I was reading the paper this morning, and saw an ad for $2 off a blade sharpening and $10 off a tune-up. I’m not going to lie, I was really glad to see the ad – not because I need the work done on my mower, but because this season is taking its toll on dealers all over the United States. Florida experienced really cold temps, and then went into record heat; the east coast has been hit with several Nor’easters; and the Midwest can’t get out of the late snow season.
Here’s some highly privileged inside information: I write these articles at least a month in advance of them being published. Therefore, if you are looking for something that happened yesterday, sorry, I am not the right place to come. However, you did come to the right place for various opinions and empathy for what you are going through. If you are a dealer and are experiencing bad sales – possibly the worst ever – don’t think you are doing something wrong. It’s this way in most parts of the country.
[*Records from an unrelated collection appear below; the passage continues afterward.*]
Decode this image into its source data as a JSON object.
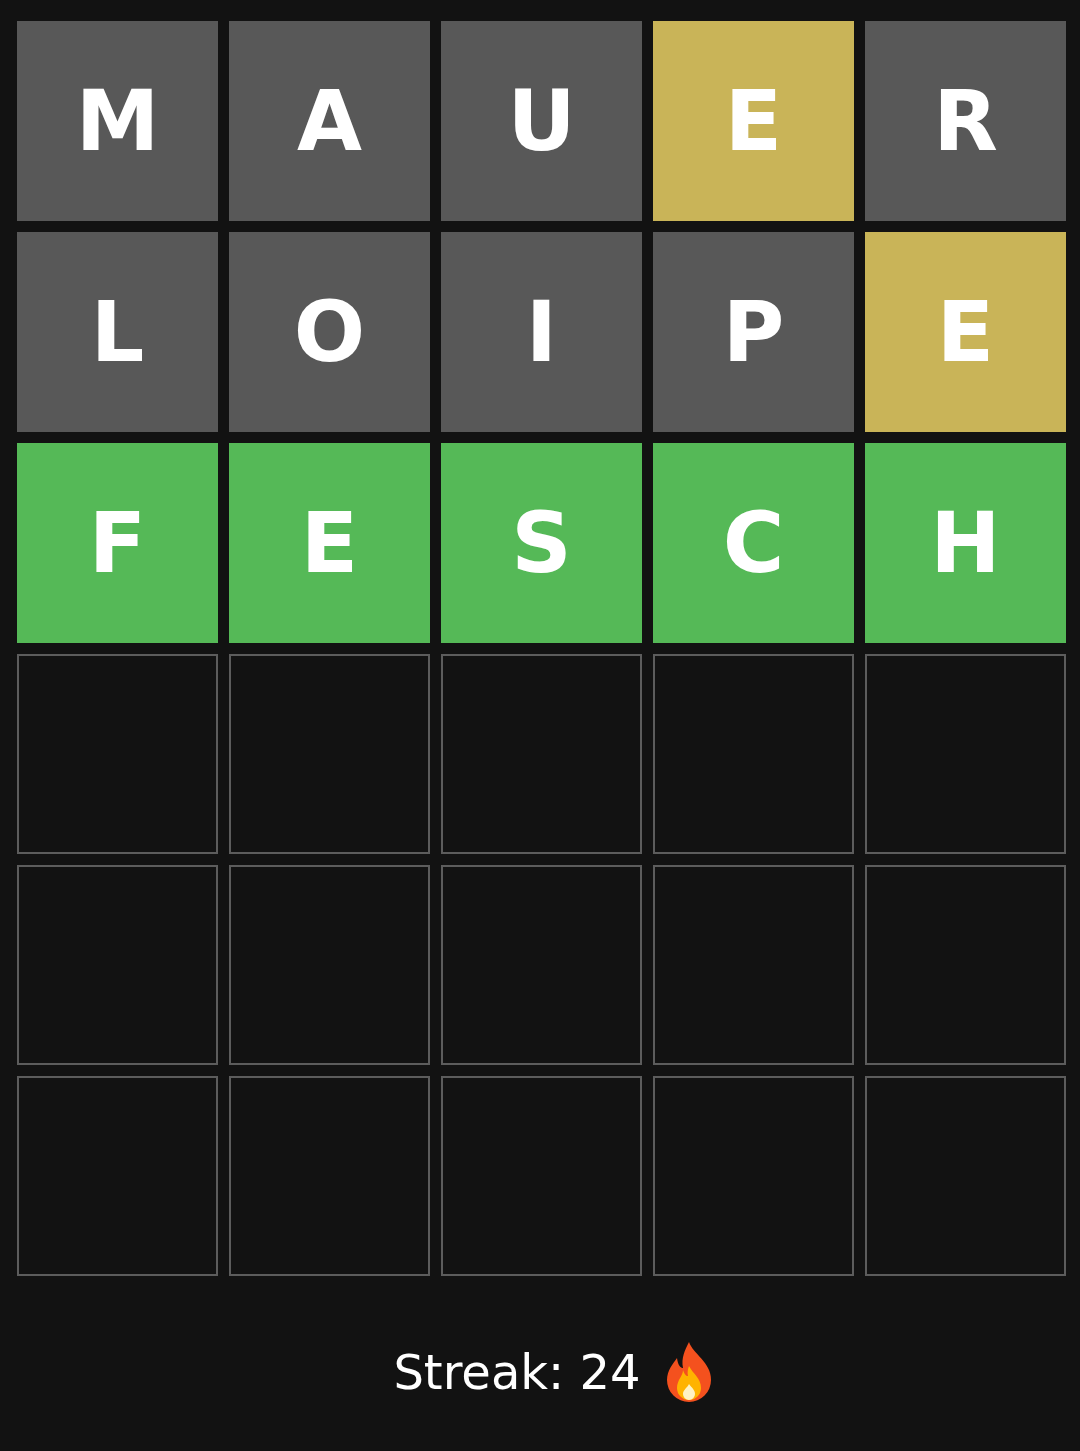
{
  "rows": [
    {
      "tiles": [
        {
          "letter": "M",
          "kind": "absent"
        },
        {
          "letter": "A",
          "kind": "absent"
        },
        {
          "letter": "U",
          "kind": "absent"
        },
        {
          "letter": "E",
          "kind": "present"
        },
        {
          "letter": "R",
          "kind": "absent"
        }
      ]
    },
    {
      "tiles": [
        {
          "letter": "L",
          "kind": "absent"
        },
        {
          "letter": "O",
          "kind": "absent"
        },
        {
          "letter": "I",
          "kind": "absent"
        },
        {
          "letter": "P",
          "kind": "absent"
        },
        {
          "letter": "E",
          "kind": "present"
        }
      ]
    },
    {
      "tiles": [
        {
          "letter": "F",
          "kind": "correct"
        },
        {
          "letter": "E",
          "kind": "correct"
        },
        {
          "letter": "S",
          "kind": "correct"
        },
        {
          "letter": "C",
          "kind": "correct"
        },
        {
          "letter": "H",
          "kind": "correct"
        }
      ]
    },
    {
      "tiles": [
        {
          "kind": "empty"
        },
        {
          "kind": "empty"
        },
        {
          "kind": "empty"
        },
        {
          "kind": "empty"
        },
        {
          "kind": "empty"
        }
      ]
    },
    {
      "tiles": [
        {
          "kind": "empty"
        },
        {
          "kind": "empty"
        },
        {
          "kind": "empty"
        },
        {
          "kind": "empty"
        },
        {
          "kind": "empty"
        }
      ]
    },
    {
      "tiles": [
        {
          "kind": "empty"
        },
        {
          "kind": "empty"
        },
        {
          "kind": "empty"
        },
        {
          "kind": "empty"
        },
        {
          "kind": "empty"
        }
      ]
    }
  ],
  "streak": "Streak: 24"
}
Last week, one of our vendor partners called to see how business was. I told him it was slow…real slow. He said, “Good, we are too.” I don’t think he meant that in a bad way. Remember the old saying “misery loves company?” I’m sure that’s what he was trying to say. No one wants others to be having a bad time, but sometimes it’s easier to stomach when you know someone else shares the same problems.
So what do we do while we wait for spring? There are a few things that can be done to help spring arrive earlier. First, make sure you have your parts in house. If you have a legitimate distributor, chances are they have a buying program to take advantage of dating terms or cash discount. If you have cash, use it to pay for your order and add the cash discount to your bottom line. If you don’t – and that’s okay after such a dismal winter – take the long terms. This will help you have parts for that first nice day without having to pay for them immediately. (You do realize that spring and summer will eventually come, right?) So make sure you have products and parts in-house.
Next, talk to your distributor about available co-op advertising money. You are doing this for two reasons. The first is to find out which manufacturer is in the advertising game and which isn’t. Believe me, it will save you time getting that information now instead of when you don’t have time later. The other reason is to know how much co-op you’ll have when you decide to advertise.
Advertising is not what it used to be. Depending on what local media you choose, they can do things with targeted audiences that will make your head turn. For example, take radio. An iHeartRadio station can provide you with local ads and banner ads for the customers you want to reach who are using iPhones and Android devices. And when you’re watching TV, do you think it’s strange how almost all the commercials relate to you? It’s not luck – it’s targeted marketing/advertising. Your ads can now go where you want them to go. No more wasting money on people who could care less about your business. (For you manufacturers, I insist that you advertise in [ital>OPE<ital] magazine, of course, as it reaches all kinds of your customers!)
Once you figure which manufacturers offer co-op funds, make a plan. If you’re like most dealers, you may not know where to start. Select your media choice, and have them help you create and place your ad. Your choice of when to advertise needs to be up to you. There is preseason, in-season, and fall season. You’re most likely going to advertise a service you can perform, add a coupon, and wait for them to break your door down. If you advertise at the wrong time, all you’ll get will be crickets. So it is really important that you understand the most effective time [ital>you<ital] should advertise, and not leave that decision up to the media salesperson. (They’re no different than us. Of course we know it’s wrong to sell a full-priced snowblower in May, but we’ll do it!)
Lining up with your distributor partners and having co-op ready to go will help the season get here sooner. Your customers will wait until the last second, but you can’t. You have to be ready when they are.
As always, feel free to write A.D. a note, and voice your opinion. You can e-mail me at OPEMAGAD@gmail.com or Tweet me @OPEMAGAD. Until next month, keep your blades and mind sharp!